But by then Luis was not listening. He had been undressing the while, and getting into his pyjamas, ready to go to sleep. As the other would not stop, he lifted his left arm, saying: ‘’Please, let us drop it, because if I don’t… I’ll never fall asleep… I also have, well my problems. Goodnight, you switch the light off.’’
In effect, for some time now, he had been having very little sleep. He usually got so tired, both mentally and physically, day after day, that he fell asleep the moment he set his head upon the pillow, only to wake up soon afterwards, as fresh and alert as if he had had an eight-hour rest. Then he could not go back to sleep.
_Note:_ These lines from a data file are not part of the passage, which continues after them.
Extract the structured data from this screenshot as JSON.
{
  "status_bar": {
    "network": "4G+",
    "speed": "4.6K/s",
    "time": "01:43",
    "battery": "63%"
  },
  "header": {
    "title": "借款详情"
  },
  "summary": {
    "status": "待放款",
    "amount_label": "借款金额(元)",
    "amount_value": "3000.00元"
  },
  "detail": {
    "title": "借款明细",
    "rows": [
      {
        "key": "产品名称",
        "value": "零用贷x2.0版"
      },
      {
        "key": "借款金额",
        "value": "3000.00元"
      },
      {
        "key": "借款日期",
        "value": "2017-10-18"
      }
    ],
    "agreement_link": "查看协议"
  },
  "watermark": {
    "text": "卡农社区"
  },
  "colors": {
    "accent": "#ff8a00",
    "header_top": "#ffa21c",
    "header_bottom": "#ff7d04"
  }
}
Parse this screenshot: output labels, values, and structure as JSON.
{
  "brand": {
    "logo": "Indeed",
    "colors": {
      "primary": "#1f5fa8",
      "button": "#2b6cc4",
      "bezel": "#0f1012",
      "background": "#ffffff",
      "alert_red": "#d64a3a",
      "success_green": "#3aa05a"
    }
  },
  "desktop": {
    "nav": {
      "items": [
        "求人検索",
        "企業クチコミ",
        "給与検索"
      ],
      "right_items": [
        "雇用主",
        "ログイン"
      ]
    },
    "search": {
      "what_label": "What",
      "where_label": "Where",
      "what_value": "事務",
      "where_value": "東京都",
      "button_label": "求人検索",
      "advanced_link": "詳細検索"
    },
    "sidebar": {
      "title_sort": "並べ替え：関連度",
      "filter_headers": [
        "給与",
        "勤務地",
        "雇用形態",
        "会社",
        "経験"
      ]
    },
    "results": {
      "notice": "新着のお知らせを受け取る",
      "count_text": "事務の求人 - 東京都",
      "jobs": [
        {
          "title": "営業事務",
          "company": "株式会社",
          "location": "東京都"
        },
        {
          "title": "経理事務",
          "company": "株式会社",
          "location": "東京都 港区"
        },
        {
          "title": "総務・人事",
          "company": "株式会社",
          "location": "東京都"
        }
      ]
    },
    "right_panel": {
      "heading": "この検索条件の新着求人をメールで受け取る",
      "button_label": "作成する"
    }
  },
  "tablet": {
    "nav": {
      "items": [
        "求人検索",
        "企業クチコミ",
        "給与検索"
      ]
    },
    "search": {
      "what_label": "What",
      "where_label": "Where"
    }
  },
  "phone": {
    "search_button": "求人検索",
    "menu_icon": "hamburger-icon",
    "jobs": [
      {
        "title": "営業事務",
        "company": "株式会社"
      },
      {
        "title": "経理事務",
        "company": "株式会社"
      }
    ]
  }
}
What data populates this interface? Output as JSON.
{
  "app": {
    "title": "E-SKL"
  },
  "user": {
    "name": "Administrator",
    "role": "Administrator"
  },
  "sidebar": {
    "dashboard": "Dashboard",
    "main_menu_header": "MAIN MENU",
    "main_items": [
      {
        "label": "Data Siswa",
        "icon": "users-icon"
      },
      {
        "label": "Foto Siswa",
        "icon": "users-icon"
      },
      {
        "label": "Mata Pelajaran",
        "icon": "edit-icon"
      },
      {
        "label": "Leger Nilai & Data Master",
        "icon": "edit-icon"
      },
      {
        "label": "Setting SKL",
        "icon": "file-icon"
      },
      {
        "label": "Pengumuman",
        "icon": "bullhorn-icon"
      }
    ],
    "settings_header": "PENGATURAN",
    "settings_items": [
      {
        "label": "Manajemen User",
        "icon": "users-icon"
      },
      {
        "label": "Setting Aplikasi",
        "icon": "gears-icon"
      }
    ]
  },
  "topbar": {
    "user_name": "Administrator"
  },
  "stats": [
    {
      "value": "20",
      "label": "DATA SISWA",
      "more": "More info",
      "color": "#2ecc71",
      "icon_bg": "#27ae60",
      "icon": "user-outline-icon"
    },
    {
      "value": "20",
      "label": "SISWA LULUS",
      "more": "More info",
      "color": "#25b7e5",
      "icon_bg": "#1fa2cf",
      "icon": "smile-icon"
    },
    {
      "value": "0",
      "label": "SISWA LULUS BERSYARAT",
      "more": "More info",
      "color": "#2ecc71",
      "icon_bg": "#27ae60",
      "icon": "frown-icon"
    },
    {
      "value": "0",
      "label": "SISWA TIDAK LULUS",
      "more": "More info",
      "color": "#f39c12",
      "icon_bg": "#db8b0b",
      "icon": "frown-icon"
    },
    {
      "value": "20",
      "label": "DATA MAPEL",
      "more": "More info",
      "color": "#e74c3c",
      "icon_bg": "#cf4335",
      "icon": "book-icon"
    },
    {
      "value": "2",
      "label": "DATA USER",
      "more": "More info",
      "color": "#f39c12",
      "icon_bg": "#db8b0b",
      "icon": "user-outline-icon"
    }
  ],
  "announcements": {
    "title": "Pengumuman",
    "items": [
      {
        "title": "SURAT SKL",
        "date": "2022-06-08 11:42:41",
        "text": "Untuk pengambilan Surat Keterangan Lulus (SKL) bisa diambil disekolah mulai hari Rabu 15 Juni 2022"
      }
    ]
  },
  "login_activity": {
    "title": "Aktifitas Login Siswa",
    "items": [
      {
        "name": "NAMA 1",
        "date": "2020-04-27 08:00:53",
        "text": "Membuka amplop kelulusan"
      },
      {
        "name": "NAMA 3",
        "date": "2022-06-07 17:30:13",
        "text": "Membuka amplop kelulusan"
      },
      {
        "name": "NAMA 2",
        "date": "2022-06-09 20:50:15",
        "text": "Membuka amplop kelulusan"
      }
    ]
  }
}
He would toss and turn in his bed, sometimes counting sheep, other times trying to remain on his back still as a statue, and even at times reciting the old prayers of his childhood. Nothing worked. But his brain played tricks on him at times and he dreamt, asleep or awake..
… it seemed to me that time and space had moved on and I had done nothing with my life, caught in a trap as it were. The wind was bringing me here, taking me there, and I was could not understand: my personality had changed.
… I saw a figure passing by, a blond woman of transparent beauty like an angel from heaven, and I saw her going over a cliff. The bliss of having her in my arms, the Yorkshire Moors. Margaret calling. Nothing. I was caught in a trap.
“Aren’t you asleep?”
“No, Heribert.”
“You know, I’ve seen you talking to the missus, downstairs, as I came in the house,” said the German, stamping his cigarette out on the wooden floor.
“Well, what of it?”
There was a pause, after which Heribert observed with an unpleasant guffaw: “My friend, do you know the fucking rogue’s got a gun, yes?”
“The husband, you mean? And why should I care whether he’s got a gun or not?’’
“Anyhow, you may’ve set upon the right track there.”
“The lady, you think?” the Spaniard asked. “To be strictly accurate, I have been comparing her in my mind with someone,” he stopped short.
“Ach so! Scheisse!” groaned the German: he had burned himself with the lighter, trying to light another cigarette “All right, the damned landlady’s a good fuck, yes? No fucking doubt ‘bout it.” And there followed a prolonged laugh.
“It’s no laughing matter,” Galvao said, angrily. “And you’re a dirty dog, yes? The poor woman’s suffered a lot. She was telling me.”
“Bah! She’s a crazy one, anyhow. Yes! A nymphomaniac too.”
“Shut up!”
“Listen, fellow, you’d better be careful, yes?”
“Because of Krappov’s gun?”
“The missus too. She bites.”



Commenting has now closed on this article.

The Indymedia Network

Latin America
United States
East Asia
South Asia
West Asia